Call for White Papers and Participation


White Paper Submission Guidelines

We are soliciting 2-page white papers from researchers that describe PETs that are ready or nearly ready to deploy, or that have been used in other application areas. We are specifically looking for white papers regarding PETs that would allow:
  • Privacy-preserving sharing and analysis of images and video, such as from surveillance cameras or body camera
  • Privacy-preserving construction and application of watch lists based on multiple data sources
  • Privacy-preserving analysis of social media
  • Privacy-preserving techniques for creating, maintaining and linking anonymous identities and profiles
  • Multiparty and homomorphic computation to allow for analysis of datasets held by multiple parties without the need to physically combine datasets.
  • Other PETs that would address specific operational needs that could be solved with data sharing or analysis that is currently blocked because of concerns about ownership, access, overcollection, or risk associated with the use of operational data.
We have problems that need to be solved today, and are looking for engaged researchers who want to help.

While this workshop is focused on novel solutions to today’s problems, we are also eager to hear from researchers who have innovative ideas that they feel would benefit from special attention now, even if there are no specific pragmatic uses in the near-term. This event is not about theory, it’s about practice. However, some ideas are so novel or important that they require attention now, before there is a problem. Researchers are encouraged to submit ideas that would benefit from discussion with Homeland Security stakeholders: please flag your idea as a discussion topic and it will be reviewed as such.
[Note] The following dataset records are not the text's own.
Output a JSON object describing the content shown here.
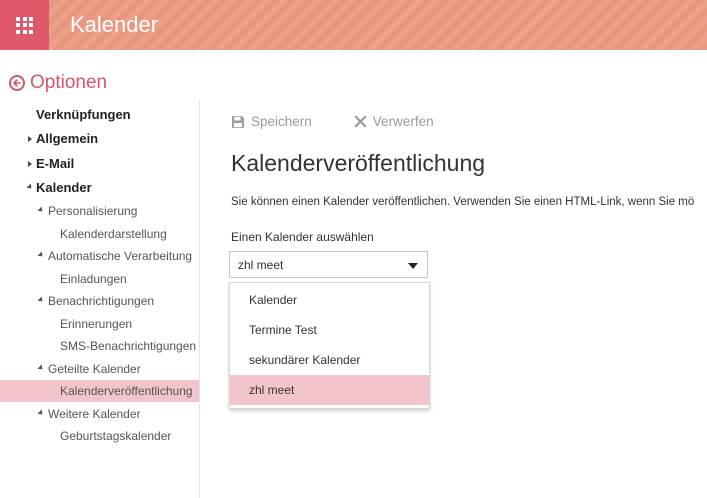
{
  "app": {
    "title": "Kalender"
  },
  "options": {
    "label": "Optionen"
  },
  "nav": {
    "items": [
      {
        "label": "Verknüpfungen",
        "level": 1,
        "arrow": "none"
      },
      {
        "label": "Allgemein",
        "level": 1,
        "arrow": "right"
      },
      {
        "label": "E-Mail",
        "level": 1,
        "arrow": "right"
      },
      {
        "label": "Kalender",
        "level": 1,
        "arrow": "down"
      },
      {
        "label": "Personalisierung",
        "level": 2,
        "arrow": "down"
      },
      {
        "label": "Kalenderdarstellung",
        "level": 3,
        "arrow": "none"
      },
      {
        "label": "Automatische Verarbeitung",
        "level": 2,
        "arrow": "down"
      },
      {
        "label": "Einladungen",
        "level": 3,
        "arrow": "none"
      },
      {
        "label": "Benachrichtigungen",
        "level": 2,
        "arrow": "down"
      },
      {
        "label": "Erinnerungen",
        "level": 3,
        "arrow": "none"
      },
      {
        "label": "SMS-Benachrichtigungen",
        "level": 3,
        "arrow": "none"
      },
      {
        "label": "Geteilte Kalender",
        "level": 2,
        "arrow": "down"
      },
      {
        "label": "Kalenderveröffentlichung",
        "level": 3,
        "arrow": "none",
        "selected": true
      },
      {
        "label": "Weitere Kalender",
        "level": 2,
        "arrow": "down"
      },
      {
        "label": "Geburtstagskalender",
        "level": 3,
        "arrow": "none"
      }
    ]
  },
  "toolbar": {
    "save_label": "Speichern",
    "discard_label": "Verwerfen"
  },
  "main": {
    "title": "Kalenderveröffentlichung",
    "description": "Sie können einen Kalender veröffentlichen. Verwenden Sie einen HTML-Link, wenn Sie mö",
    "select_label": "Einen Kalender auswählen",
    "selected_value": "zhl meet"
  },
  "dropdown": {
    "options": [
      "Kalender",
      "Termine Test",
      "sekundärer Kalender",
      "zhl meet"
    ],
    "selected_index": 3
  },
  "colors": {
    "accent": "#d9546a",
    "header": "#e9967f",
    "waffle": "#e0596a",
    "selection": "#f2c4cc"
  }
}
Please indicate if you would like to have the idea included in the conference materials if it is not selected for discussion.

Topics that are out-of-scope for the workshop include research agendas with more than a five-year horizon, quantum information science and blockchain technology.
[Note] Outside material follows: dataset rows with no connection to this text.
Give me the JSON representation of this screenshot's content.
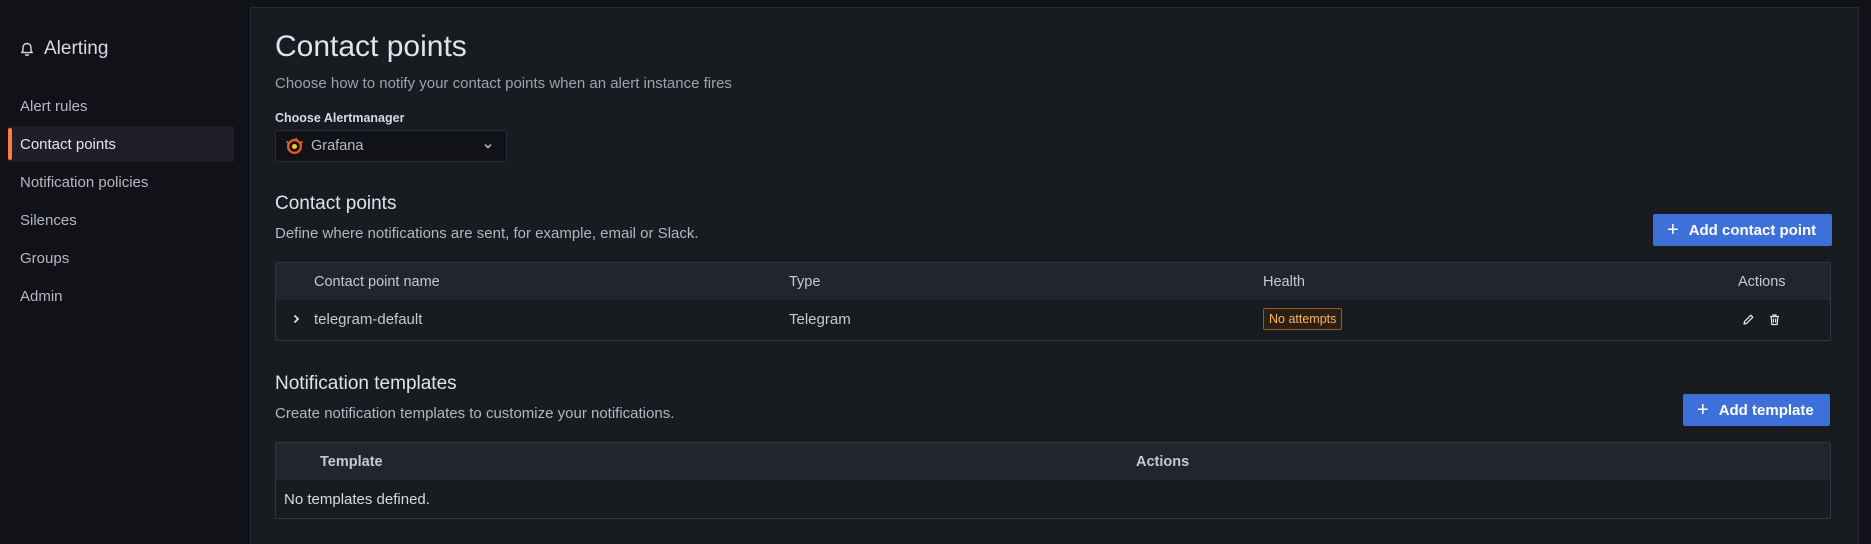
{
  "sidebar": {
    "title": "Alerting",
    "items": [
      {
        "label": "Alert rules"
      },
      {
        "label": "Contact points"
      },
      {
        "label": "Notification policies"
      },
      {
        "label": "Silences"
      },
      {
        "label": "Groups"
      },
      {
        "label": "Admin"
      }
    ],
    "active_accent": "#ff7941"
  },
  "page": {
    "title": "Contact points",
    "subtitle": "Choose how to notify your contact points when an alert instance fires"
  },
  "alertmanager": {
    "label": "Choose Alertmanager",
    "selected": "Grafana"
  },
  "contact_points": {
    "title": "Contact points",
    "description": "Define where notifications are sent, for example, email or Slack.",
    "add_button": "Add contact point",
    "columns": [
      "Contact point name",
      "Type",
      "Health",
      "Actions"
    ],
    "rows": [
      {
        "name": "telegram-default",
        "type": "Telegram",
        "health": "No attempts"
      }
    ]
  },
  "templates": {
    "title": "Notification templates",
    "description": "Create notification templates to customize your notifications.",
    "add_button": "Add template",
    "columns": [
      "Template",
      "Actions"
    ],
    "empty": "No templates defined."
  },
  "colors": {
    "primary": "#3d71d9",
    "warning": "#ffb55a"
  }
}
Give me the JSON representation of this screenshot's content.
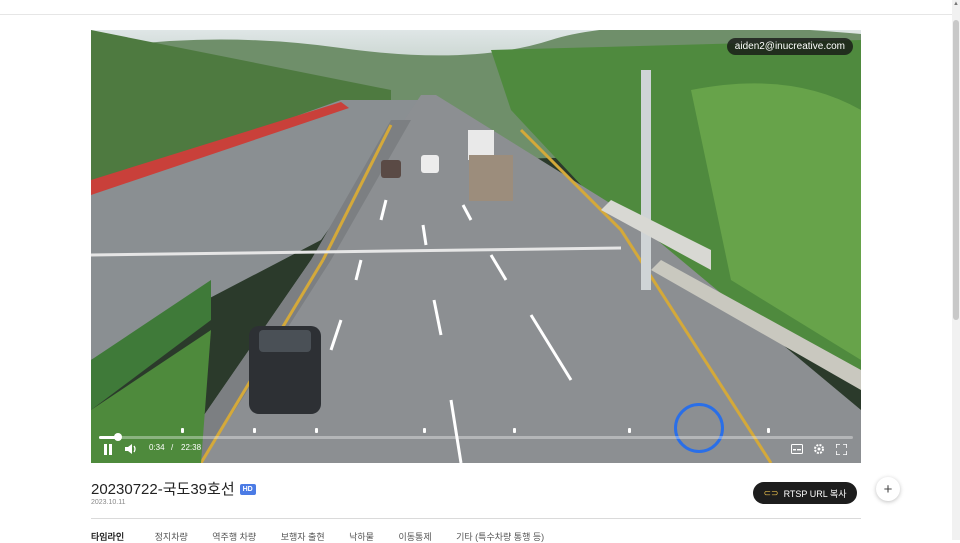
{
  "player": {
    "watermark": "aiden2@inucreative.com",
    "current_time": "0:34",
    "separator": "/",
    "duration": "22:38",
    "progress": 0.025
  },
  "video": {
    "title": "20230722-국도39호선",
    "badge": "HD",
    "date": "2023.10.11"
  },
  "actions": {
    "rtsp_label": "RTSP URL 복사",
    "add_label": "+"
  },
  "tabs": {
    "label": "타임라인",
    "items": [
      "정지차량",
      "역주행 차량",
      "보행자 출현",
      "낙하물",
      "이동통제",
      "기타 (특수차량 통행 등)"
    ]
  }
}
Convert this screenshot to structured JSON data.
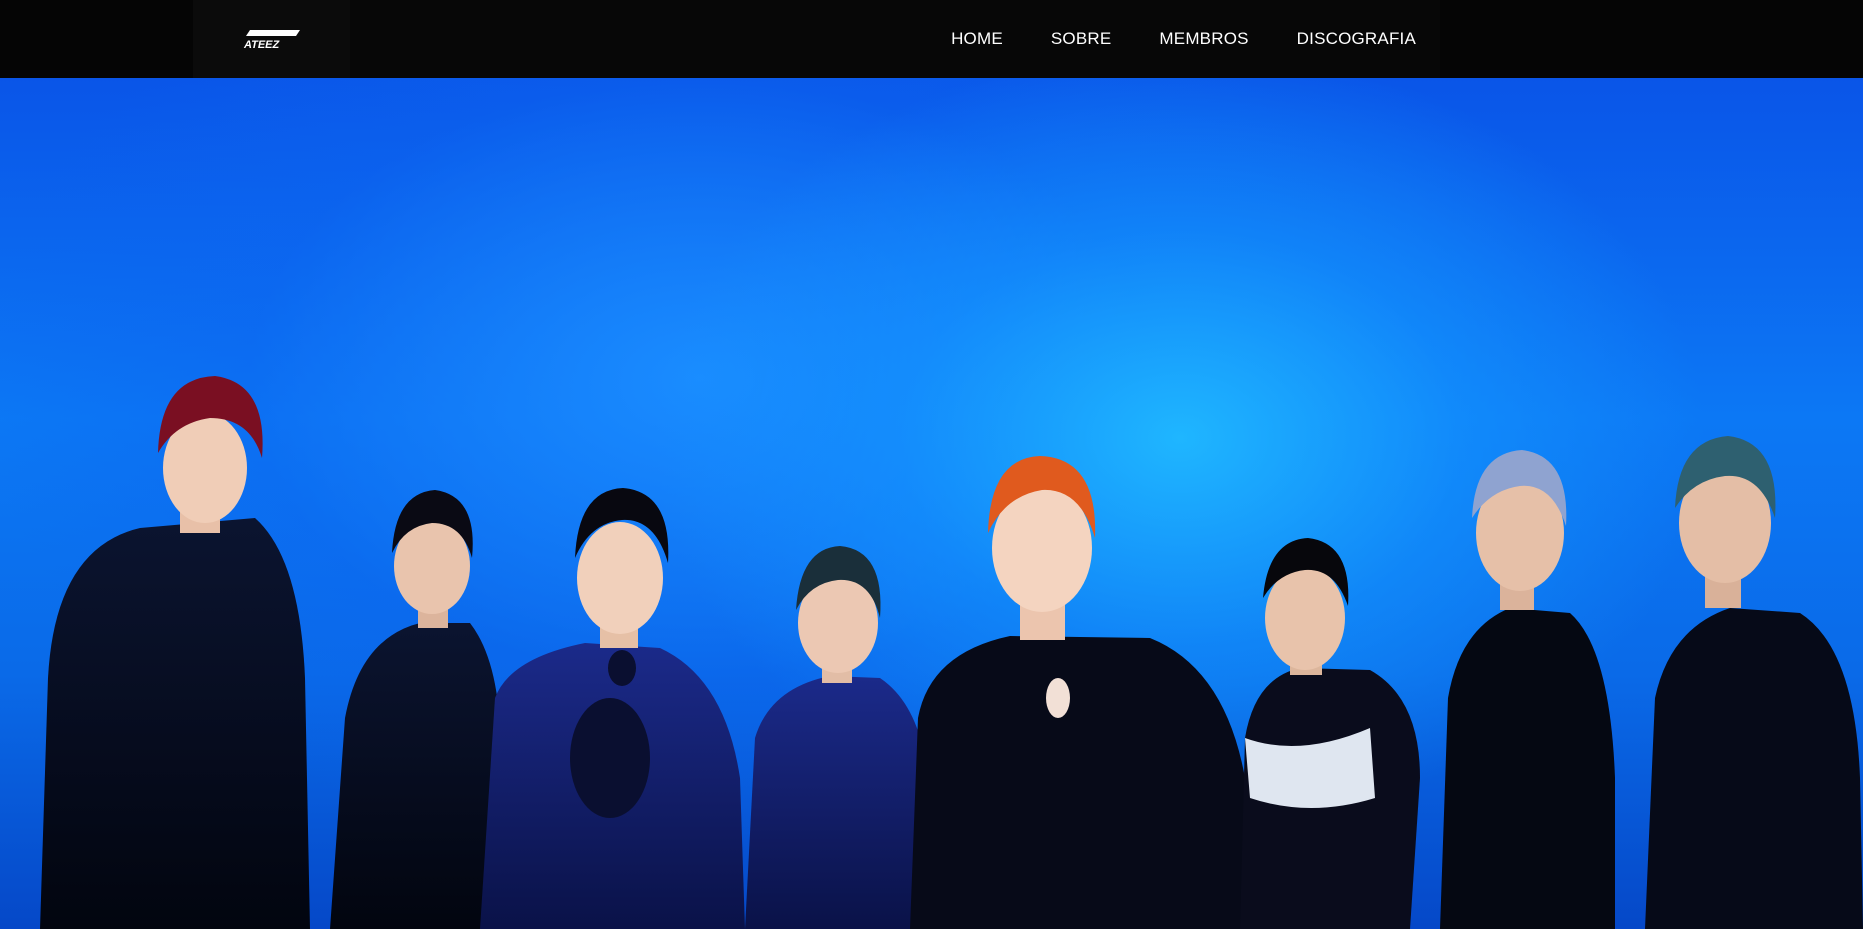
{
  "brand": {
    "logo_text": "ATEEZ"
  },
  "nav": {
    "items": [
      {
        "label": "HOME"
      },
      {
        "label": "SOBRE"
      },
      {
        "label": "MEMBROS"
      },
      {
        "label": "DISCOGRAFIA"
      }
    ]
  },
  "hero": {
    "background_color": "#0a6ae8"
  }
}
Submissions will be evaluated based on the near-to-long term pragmatic and pressing nature of the problem described and the and simple-to-complex solutions proposed to solve those problems. Priority will be given to solving near-term pragmatic problems using simple solutions. These will be labeled “quick wins”. Second place priority will be given to problems that can only be solved by complex solutions that require protracted focus and perseverance. These will be labeled “hard problems.” The conference will be designed based on the nature of the submissions received. We encourage individuals and groups to submit multiple white papers so we can arrange a useful conference that offers solutions in both categories.
Selected contributors will have the opportunity to participate in the workshop currently planned as an in-person event June 21st, 2022, or to submit pre-recorded video presentations

Paper Length and Format: Up to 2 pages (references included), at least 11-point font PDF file. Note: papers will be distributed in print at the workshop and published on the workshop website; PDFs may include links to other resources on the Internet.
Workshop products will include a publicly available written report that includes the problem statements, white papers, and a summary of the workshop discussions and a video archive of selected presentations.
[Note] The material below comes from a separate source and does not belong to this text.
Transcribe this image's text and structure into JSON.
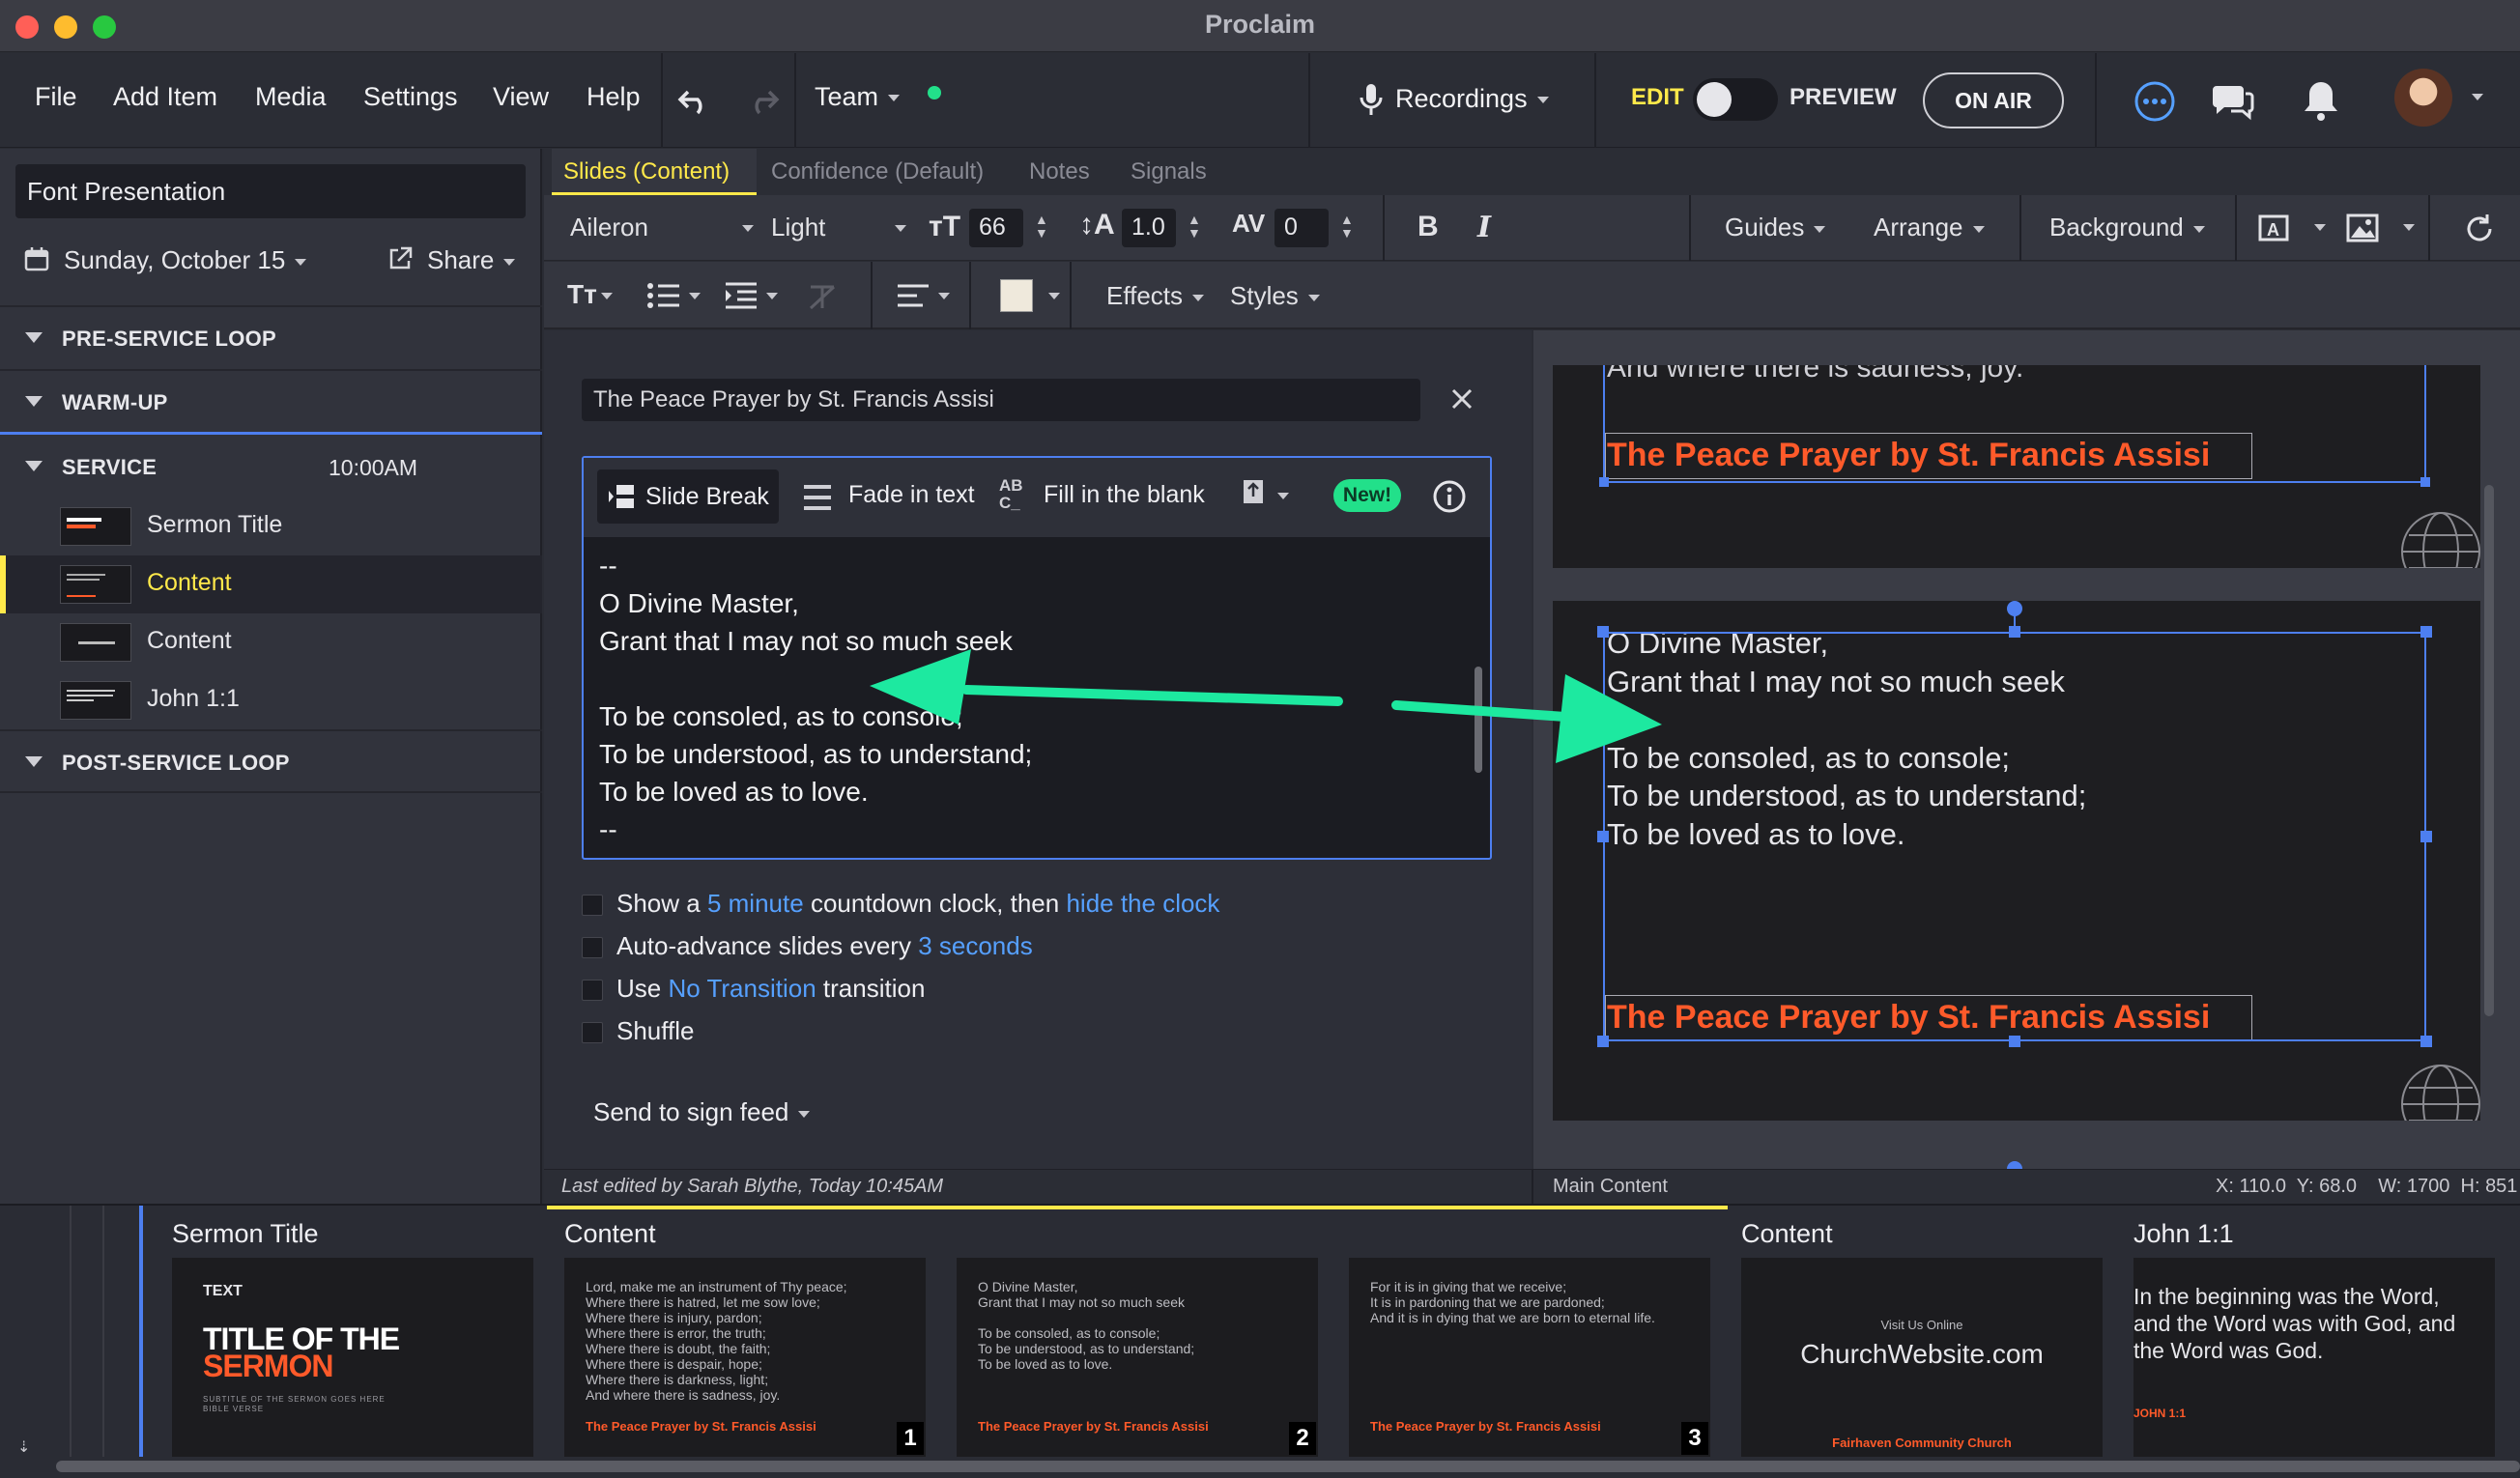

To submit for this workshop, please visit:

Due Date: 11:59 PM ET on May 1, 2022
Notification of Selection: May 20, 2022
Workshop Date: June 21, 2022
Location: 1800 I St NW, Washington, DC 20006

Note: A limited amount of funding is available to cover the travel expenses of workshop participants attending from accredited public and private institutions of higher education in the United States and non-profit research institutions.

This event is hosted by the Center for Accelerating Operational Efficiency, a Department of Homeland Security Center of Excellence led by Arizona State University, in collaboration with the Department of Homeland Security Privacy Office.

This material is supported by the U.S. Department of Homeland Security under Grant Award Number, 17STQAC00001-05-03.

Disclaimer. The views and conclusions contained in this document do not represent the official policies, either expressed or implied, of the U.S. Department of Homeland Security.